▶ [Website and app data records]:
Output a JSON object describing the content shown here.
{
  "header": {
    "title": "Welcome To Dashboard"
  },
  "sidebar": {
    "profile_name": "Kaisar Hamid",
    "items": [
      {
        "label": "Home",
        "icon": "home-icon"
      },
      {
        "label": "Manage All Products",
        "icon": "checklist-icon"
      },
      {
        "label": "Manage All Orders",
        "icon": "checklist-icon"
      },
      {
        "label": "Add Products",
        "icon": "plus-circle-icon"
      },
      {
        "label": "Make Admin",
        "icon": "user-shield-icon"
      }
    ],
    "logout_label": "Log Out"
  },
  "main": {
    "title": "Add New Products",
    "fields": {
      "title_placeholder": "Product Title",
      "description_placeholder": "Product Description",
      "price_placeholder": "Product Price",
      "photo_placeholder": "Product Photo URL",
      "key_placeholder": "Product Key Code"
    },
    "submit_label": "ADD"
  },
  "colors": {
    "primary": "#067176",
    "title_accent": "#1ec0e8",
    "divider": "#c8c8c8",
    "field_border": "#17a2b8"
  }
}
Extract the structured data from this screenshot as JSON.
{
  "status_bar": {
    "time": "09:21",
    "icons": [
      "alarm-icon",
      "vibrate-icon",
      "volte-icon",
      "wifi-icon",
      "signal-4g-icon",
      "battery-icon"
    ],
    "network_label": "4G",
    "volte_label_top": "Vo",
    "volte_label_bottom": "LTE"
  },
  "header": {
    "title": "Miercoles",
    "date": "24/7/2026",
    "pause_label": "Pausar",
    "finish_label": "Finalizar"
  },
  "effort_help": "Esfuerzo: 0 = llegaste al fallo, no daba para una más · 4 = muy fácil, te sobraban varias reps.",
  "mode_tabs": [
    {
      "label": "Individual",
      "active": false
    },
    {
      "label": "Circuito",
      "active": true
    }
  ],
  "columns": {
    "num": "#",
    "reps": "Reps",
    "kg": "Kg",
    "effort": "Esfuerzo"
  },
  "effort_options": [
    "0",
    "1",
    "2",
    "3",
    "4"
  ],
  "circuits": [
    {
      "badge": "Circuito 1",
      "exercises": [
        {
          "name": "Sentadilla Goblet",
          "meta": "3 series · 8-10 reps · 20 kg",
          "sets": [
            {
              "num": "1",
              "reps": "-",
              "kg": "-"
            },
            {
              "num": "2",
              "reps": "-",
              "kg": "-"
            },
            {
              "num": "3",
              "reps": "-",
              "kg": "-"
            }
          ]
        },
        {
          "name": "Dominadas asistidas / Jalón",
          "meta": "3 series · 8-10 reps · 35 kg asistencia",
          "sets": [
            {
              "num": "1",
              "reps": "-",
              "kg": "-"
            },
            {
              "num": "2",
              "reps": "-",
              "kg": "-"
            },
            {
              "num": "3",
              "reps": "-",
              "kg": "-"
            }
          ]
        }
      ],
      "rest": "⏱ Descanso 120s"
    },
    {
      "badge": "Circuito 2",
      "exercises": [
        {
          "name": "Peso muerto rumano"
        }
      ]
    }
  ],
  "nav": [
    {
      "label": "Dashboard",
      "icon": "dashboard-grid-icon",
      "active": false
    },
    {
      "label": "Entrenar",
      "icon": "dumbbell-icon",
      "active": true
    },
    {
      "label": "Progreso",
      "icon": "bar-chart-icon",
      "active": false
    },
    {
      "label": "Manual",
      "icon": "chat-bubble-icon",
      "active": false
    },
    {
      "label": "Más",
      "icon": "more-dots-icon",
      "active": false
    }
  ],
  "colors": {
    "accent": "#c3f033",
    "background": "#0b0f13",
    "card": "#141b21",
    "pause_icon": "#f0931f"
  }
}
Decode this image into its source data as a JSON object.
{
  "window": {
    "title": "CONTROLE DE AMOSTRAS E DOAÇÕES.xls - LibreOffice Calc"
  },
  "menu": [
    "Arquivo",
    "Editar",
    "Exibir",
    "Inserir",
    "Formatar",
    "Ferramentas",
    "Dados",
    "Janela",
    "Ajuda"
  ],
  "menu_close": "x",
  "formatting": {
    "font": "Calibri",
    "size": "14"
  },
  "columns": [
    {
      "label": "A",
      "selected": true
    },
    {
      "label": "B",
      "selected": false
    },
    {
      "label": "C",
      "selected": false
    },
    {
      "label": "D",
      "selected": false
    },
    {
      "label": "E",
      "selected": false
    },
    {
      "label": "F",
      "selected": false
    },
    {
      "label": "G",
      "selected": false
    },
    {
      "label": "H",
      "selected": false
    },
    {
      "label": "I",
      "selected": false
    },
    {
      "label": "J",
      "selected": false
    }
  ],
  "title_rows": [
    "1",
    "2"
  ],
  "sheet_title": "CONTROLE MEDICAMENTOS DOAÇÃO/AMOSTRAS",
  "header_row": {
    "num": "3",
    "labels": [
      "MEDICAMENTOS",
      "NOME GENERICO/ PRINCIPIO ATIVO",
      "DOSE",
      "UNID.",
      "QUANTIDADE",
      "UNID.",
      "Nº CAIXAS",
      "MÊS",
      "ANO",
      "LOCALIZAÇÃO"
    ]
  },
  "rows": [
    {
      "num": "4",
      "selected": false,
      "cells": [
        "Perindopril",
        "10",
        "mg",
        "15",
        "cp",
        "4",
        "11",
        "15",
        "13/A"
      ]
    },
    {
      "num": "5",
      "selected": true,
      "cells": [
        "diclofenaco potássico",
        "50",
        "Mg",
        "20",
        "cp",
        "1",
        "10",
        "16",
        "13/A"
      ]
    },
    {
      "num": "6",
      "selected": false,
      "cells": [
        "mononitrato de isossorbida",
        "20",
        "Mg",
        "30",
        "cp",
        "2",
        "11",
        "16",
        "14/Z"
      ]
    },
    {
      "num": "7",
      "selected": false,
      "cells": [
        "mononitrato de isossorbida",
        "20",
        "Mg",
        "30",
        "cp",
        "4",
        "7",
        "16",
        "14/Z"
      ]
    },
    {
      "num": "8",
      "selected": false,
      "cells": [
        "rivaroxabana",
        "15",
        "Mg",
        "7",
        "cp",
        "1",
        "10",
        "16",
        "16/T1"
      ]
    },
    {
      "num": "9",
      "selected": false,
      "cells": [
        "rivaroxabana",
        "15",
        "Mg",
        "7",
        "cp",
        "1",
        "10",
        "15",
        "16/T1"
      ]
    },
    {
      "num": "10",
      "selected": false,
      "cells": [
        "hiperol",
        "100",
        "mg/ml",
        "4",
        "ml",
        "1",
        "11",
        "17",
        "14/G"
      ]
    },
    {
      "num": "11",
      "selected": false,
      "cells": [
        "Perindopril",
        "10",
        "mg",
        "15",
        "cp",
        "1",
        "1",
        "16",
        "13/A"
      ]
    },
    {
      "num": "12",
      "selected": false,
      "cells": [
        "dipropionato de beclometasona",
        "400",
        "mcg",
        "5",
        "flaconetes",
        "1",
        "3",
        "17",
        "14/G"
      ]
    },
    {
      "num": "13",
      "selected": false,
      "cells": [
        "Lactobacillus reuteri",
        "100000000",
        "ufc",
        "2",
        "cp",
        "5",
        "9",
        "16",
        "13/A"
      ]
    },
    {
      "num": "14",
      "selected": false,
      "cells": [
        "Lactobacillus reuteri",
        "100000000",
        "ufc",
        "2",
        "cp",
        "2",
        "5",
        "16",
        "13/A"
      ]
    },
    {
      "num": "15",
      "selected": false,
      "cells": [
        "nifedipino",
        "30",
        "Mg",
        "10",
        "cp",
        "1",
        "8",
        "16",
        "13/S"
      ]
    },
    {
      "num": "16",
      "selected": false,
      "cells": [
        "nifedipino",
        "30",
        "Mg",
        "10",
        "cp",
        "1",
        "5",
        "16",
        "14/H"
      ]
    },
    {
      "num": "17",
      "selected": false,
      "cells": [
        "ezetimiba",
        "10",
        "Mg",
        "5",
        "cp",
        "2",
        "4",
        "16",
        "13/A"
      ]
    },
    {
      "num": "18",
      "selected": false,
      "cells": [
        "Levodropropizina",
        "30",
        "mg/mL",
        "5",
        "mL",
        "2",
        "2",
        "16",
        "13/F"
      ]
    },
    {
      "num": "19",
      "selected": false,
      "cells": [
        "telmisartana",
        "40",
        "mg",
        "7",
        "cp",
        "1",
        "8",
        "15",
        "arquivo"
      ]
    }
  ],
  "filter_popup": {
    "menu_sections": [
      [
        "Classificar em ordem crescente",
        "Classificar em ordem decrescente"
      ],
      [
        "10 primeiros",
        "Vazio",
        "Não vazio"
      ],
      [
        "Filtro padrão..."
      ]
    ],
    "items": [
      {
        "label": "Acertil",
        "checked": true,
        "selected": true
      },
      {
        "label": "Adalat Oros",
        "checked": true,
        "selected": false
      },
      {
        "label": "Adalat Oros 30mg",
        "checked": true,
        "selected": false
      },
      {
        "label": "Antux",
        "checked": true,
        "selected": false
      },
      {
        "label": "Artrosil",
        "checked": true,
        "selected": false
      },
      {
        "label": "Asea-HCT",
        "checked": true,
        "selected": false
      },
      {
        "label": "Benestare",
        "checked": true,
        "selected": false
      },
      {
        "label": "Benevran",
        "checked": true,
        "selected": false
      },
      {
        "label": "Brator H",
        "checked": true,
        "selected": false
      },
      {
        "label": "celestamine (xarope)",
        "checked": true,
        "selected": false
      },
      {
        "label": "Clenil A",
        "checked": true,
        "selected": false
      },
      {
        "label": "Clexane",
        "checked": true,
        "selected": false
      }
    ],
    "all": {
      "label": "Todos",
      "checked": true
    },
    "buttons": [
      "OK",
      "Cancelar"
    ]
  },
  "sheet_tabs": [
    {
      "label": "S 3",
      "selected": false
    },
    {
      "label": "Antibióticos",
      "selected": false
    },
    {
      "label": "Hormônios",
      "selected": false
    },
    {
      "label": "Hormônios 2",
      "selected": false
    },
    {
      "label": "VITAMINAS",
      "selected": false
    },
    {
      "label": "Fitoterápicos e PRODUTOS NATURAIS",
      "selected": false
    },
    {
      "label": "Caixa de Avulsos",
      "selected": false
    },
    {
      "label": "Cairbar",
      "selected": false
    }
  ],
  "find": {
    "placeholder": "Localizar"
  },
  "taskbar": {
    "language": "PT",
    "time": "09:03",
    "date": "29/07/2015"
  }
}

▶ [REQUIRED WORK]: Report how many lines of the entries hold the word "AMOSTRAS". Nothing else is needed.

▶ [ANSWER SPACE]: 2